In the heart of Maebashi City, central Japan, a groundbreaking discovery has shaken the grounds, revealing a treasure trove of 100,000 Kamakura coins, including the rare ‘Ban Liang,’ China’s inaugural unified currency. Let’s embark on a journey through time as we delve into the historical tapestry woven by these remarkable artifacts.
Ban Liang Coin: Tracing the Dynasty Era of China
As the dust settles, the star of the show emerges—the Ban Liang coin from 175 BC, a relic hailing from China’s first unified dynasty era. This tiny piece of history, measuring 2.3 centimeters in diameter, carries the weight of more than 2,000 years. With a 1-millimeter thickness and a distinctive 7-millimeter square hole, engraved characters for “Ban” and “Liang” tell tales of ancient transactions.
The coins, bundled in groups of 100, intricately connected by straw cords called ‘sashi,’ unveil a strategic hiding, possibly orchestrated during a tumultuous period of war and chaos. The Sojamachi district’s proximity to medieval Japanese residences suggests elite concerns and safety measures during times of warfare.

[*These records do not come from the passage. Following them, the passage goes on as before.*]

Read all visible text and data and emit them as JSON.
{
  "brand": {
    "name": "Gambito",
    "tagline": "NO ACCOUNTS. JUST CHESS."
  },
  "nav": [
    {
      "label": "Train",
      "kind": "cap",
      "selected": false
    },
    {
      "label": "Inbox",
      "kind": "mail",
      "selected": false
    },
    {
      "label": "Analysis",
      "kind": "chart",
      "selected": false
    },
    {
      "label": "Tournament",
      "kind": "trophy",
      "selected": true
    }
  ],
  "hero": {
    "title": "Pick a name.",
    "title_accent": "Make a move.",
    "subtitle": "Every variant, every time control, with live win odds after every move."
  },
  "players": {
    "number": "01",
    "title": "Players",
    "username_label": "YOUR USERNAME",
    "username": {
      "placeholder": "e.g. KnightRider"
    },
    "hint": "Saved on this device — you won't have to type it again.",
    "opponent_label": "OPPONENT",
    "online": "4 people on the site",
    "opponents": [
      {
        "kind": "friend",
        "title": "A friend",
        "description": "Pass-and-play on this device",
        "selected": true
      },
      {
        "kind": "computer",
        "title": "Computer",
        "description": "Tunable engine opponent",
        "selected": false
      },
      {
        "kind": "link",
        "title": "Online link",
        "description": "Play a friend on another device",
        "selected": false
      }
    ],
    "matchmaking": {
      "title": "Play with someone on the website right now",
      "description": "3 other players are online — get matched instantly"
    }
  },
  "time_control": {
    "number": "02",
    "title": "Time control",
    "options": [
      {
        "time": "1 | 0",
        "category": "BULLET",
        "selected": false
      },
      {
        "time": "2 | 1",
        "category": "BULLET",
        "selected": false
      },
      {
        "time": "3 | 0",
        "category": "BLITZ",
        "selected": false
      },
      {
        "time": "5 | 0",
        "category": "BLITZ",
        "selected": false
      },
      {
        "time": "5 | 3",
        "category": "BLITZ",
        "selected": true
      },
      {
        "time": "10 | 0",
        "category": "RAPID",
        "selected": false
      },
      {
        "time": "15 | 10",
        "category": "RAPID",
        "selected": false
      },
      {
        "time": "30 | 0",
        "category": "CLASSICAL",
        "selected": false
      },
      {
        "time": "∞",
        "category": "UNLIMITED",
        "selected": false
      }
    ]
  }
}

Revealing the Tapestry: Coins Across the Centuries
Officials from Maebashi municipal government meticulously examined 334 coins, unveiling at least 44 variants spanning from 175 BC to 1265 AD. These coins, with origins from China’s Western Han Dynasty to the Southern Song Dynasty, carry the legacy of the Ban Liang introduced by China’s inaugural emperor, Qin Shi Huang, around 210 BC.

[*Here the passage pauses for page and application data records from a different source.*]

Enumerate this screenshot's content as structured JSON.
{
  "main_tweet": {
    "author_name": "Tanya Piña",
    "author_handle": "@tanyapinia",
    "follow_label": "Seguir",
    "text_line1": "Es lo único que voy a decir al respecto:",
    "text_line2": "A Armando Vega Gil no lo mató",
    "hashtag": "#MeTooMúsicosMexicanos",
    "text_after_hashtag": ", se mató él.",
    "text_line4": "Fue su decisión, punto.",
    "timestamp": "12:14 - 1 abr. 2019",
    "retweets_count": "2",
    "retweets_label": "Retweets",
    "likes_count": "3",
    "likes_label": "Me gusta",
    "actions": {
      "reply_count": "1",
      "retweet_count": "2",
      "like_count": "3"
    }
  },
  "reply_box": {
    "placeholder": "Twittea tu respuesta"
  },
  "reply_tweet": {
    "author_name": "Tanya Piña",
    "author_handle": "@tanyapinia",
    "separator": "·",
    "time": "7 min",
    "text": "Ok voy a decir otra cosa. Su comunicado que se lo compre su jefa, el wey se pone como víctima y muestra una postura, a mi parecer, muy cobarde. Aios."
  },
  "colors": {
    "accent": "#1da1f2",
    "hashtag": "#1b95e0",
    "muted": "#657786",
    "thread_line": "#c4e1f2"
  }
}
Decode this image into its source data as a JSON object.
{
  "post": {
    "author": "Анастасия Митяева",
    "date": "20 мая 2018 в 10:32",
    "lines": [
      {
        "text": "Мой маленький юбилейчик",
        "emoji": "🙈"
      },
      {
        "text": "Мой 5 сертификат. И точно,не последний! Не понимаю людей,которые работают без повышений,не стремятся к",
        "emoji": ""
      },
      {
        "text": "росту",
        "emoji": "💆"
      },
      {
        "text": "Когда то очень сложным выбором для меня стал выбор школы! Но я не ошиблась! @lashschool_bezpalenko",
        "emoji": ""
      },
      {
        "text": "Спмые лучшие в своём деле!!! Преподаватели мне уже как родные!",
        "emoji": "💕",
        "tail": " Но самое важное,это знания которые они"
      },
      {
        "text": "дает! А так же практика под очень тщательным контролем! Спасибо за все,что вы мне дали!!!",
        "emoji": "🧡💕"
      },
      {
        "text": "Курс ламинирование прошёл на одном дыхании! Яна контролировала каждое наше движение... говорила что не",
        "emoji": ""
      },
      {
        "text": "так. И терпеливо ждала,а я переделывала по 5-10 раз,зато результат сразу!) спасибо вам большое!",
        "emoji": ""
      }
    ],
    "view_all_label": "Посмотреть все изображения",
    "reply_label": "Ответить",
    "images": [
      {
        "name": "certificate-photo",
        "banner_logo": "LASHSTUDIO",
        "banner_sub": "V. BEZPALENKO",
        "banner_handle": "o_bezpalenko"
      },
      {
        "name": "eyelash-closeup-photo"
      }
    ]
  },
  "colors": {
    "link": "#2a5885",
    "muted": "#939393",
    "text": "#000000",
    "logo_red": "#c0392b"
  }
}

The collection’s latest addition, dating back to 1265, hints at an interment during the Kamakura Period (1185-1333). The Maebashi City Government speculates the concealment for security reasons during the Kamakura Jidai, a historical era commencing with the rise of the Kamakura shogunate in AD 1192.
Kamakura Jidai: Turbulence and the Rise of the Samurai
The Kamakura Jidai, marked by confrontations, Mongol invasions, and the rise of the samurai, ushered in a period of turmoil and conflict. Civil wars, uprisings, and territorial struggles among samurai clans defined this era, leading to the establishment of feudalism in Japan. The decline of the shogunate in 1333 during the Kemmu Restoration marked the end of this turbulent period.
Excavation Significance: From Kofun to Ritsuryo Period
Spanning one kilometer, the excavation site in Kozuke province signifies a central point from the late 3rd century to the late 7th century, transitioning from the Kofun to the Ritsuryo period. The area, encompassing Sosha burial mounds, San’o Temple Ruins, and Ueno Kokubunji Temple, highlights its historical importance.
The artifacts from the Sosha Village East 03 site are showcased in Maebashi City’s Otemachi district at the “Newly Excavated Cultural Artifacts Exhibition 2023,” open to the public until the 12th of this month, free of charge.